September 20, 2016
“Where am I? How do these covers work?” I wondered as I tugged at the thick comforter on the hotel bed. “Maybe this is another world from the trail, after all!”
Yesterday morning, light rain pattered on the tarp a couple of feet above my head. I pulled the down bag around me and snuggled back to sleep. “The rain was predicted to start around 3 a.m. so I have time to sleep some more before our final dawn walk to the border.”
A few minutes later John stirred, wondering what time it was. “6:05! The sky is getting light. Time to get up!” We would have slept in, delaying our arrival at the B&B at trail’s end where a shower and laundry beckoned.
It was indeed raining, although lightly, so we went ahead and fixed our morning oatmeal, pouring on the last two tablespoons of our maple syrup, and half of the remaining olive oil. “Save some for the tuna sandwiches!” It was time to finish our last section on this walk, judging by our diminishing food supply. Four dates, four ginger snaps, one pack of tuna, one small serving of mashed potatoes, five cloves of garlic, and a couple of tablespoons of olive oil were all that was left in the food bag.
Breaking camp took the usual 20 minutes, and we were off with 4.4 miles to walk to the end of the Long Trail. I savored the details of the forest and even the guesswork of maneuvering each step.

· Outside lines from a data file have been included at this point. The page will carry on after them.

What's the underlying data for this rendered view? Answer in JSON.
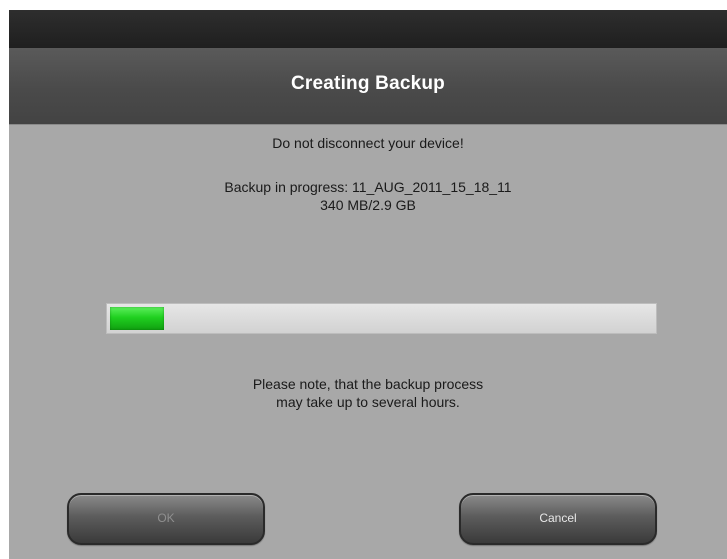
{
  "dialog": {
    "title": "Creating Backup",
    "warning": "Do not disconnect your device!",
    "progress_line": "Backup in progress: 11_AUG_2011_15_18_11",
    "size_line": "340 MB/2.9 GB",
    "progress_fraction": 0.1,
    "progress_color": "#22cc22",
    "note_line1": "Please note, that the backup process",
    "note_line2": "may take up to several hours."
  },
  "buttons": {
    "ok_label": "OK",
    "cancel_label": "Cancel"
  }
}
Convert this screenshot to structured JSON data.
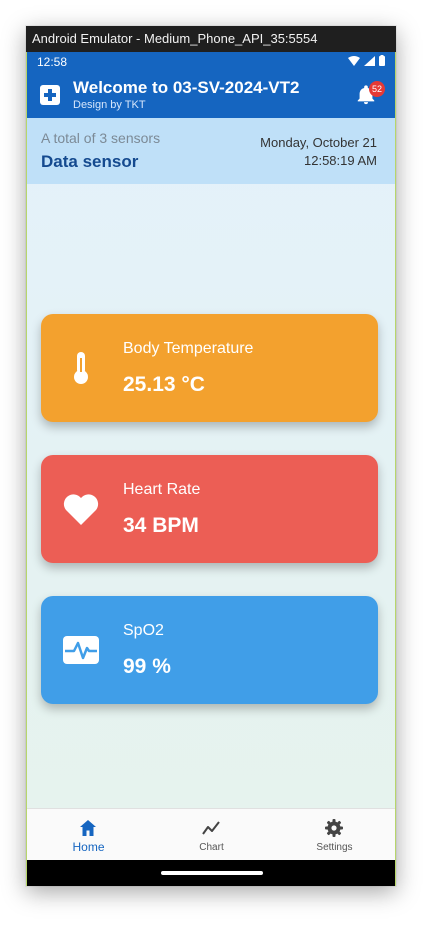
{
  "window": {
    "title": "Android Emulator - Medium_Phone_API_35:5554"
  },
  "status_bar": {
    "time": "12:58"
  },
  "app_bar": {
    "title": "Welcome to 03-SV-2024-VT2",
    "subtitle": "Design by TKT",
    "notification_count": "52"
  },
  "info": {
    "sensor_count": "A total of 3 sensors",
    "heading": "Data sensor",
    "date": "Monday, October 21",
    "time": "12:58:19 AM"
  },
  "cards": [
    {
      "label": "Body Temperature",
      "value": "25.13 °C",
      "icon": "thermometer-icon",
      "color": "#f3a12e"
    },
    {
      "label": "Heart Rate",
      "value": "34 BPM",
      "icon": "heart-icon",
      "color": "#ec5e55"
    },
    {
      "label": "SpO2",
      "value": "99 %",
      "icon": "pulse-monitor-icon",
      "color": "#409ee8"
    }
  ],
  "bottom_nav": [
    {
      "label": "Home",
      "icon": "home-icon",
      "active": true
    },
    {
      "label": "Chart",
      "icon": "chart-line-icon",
      "active": false
    },
    {
      "label": "Settings",
      "icon": "gear-icon",
      "active": false
    }
  ],
  "colors": {
    "primary": "#1565c0",
    "info_bar": "#bfe0f8",
    "badge": "#e53935"
  }
}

Too soon, I knew, we’d be out of the woods.
A short two hours later we touched the “end of the trail” sign and emerged from the woods to the cleared corridor that signified the U.S.-Canada border. We chuckled at the frolicking blue jay as it wove back and forth over the imaginary blockade only we humans perceived. The bird made no meaning of the surveillance apparatus poised secretively a hundred yards up the corridor, its glass eye aimed at the celebratory obelisk of our accomplishment. We posed in our victory stance and snapped our photos.
Not quite ready to leave, we spread out our cooking gear and prepared the very last food items – oil roasted garlic, tuna, and basil on exactly four slices of sourdough bread – two full slices and two heels. It was, of course, the best repast ever! Oh yes, that small serving of mashed potatoes topped off the celebration. Now, we truly had no more food.
As we were finishing up, two other hikers arrived. We had met Mike and Austin the night before last at Hazens Camp where six of us had shared the four-bunk cabin during the rainy night.
“Congratulations on finishing thw whole trail!” Mike said, as he took our monument photo. I always like it when someone will take our team shots, instead of relying on my awkward selfies! “What’s next?”
“We’re going into North Troy to stay at the B&B and get a ride to Burlington tomorrow morning – at 3:30.”
“We’re going to Burlington now! We could give you a ride there today!”
And that’s why I’m in a Ramada Inn in Watertown, NY, waking up feeling disoriented! We rented a red Toyota Corolla at the Burlington airport and drove through the Adirondacks, part way to Buffalo where our van is parked at my sister’s place. Just like that, without even getting a shower or doing laundry!
Maybe the trail and the city are two worlds. I’m grateful to be blessed with both!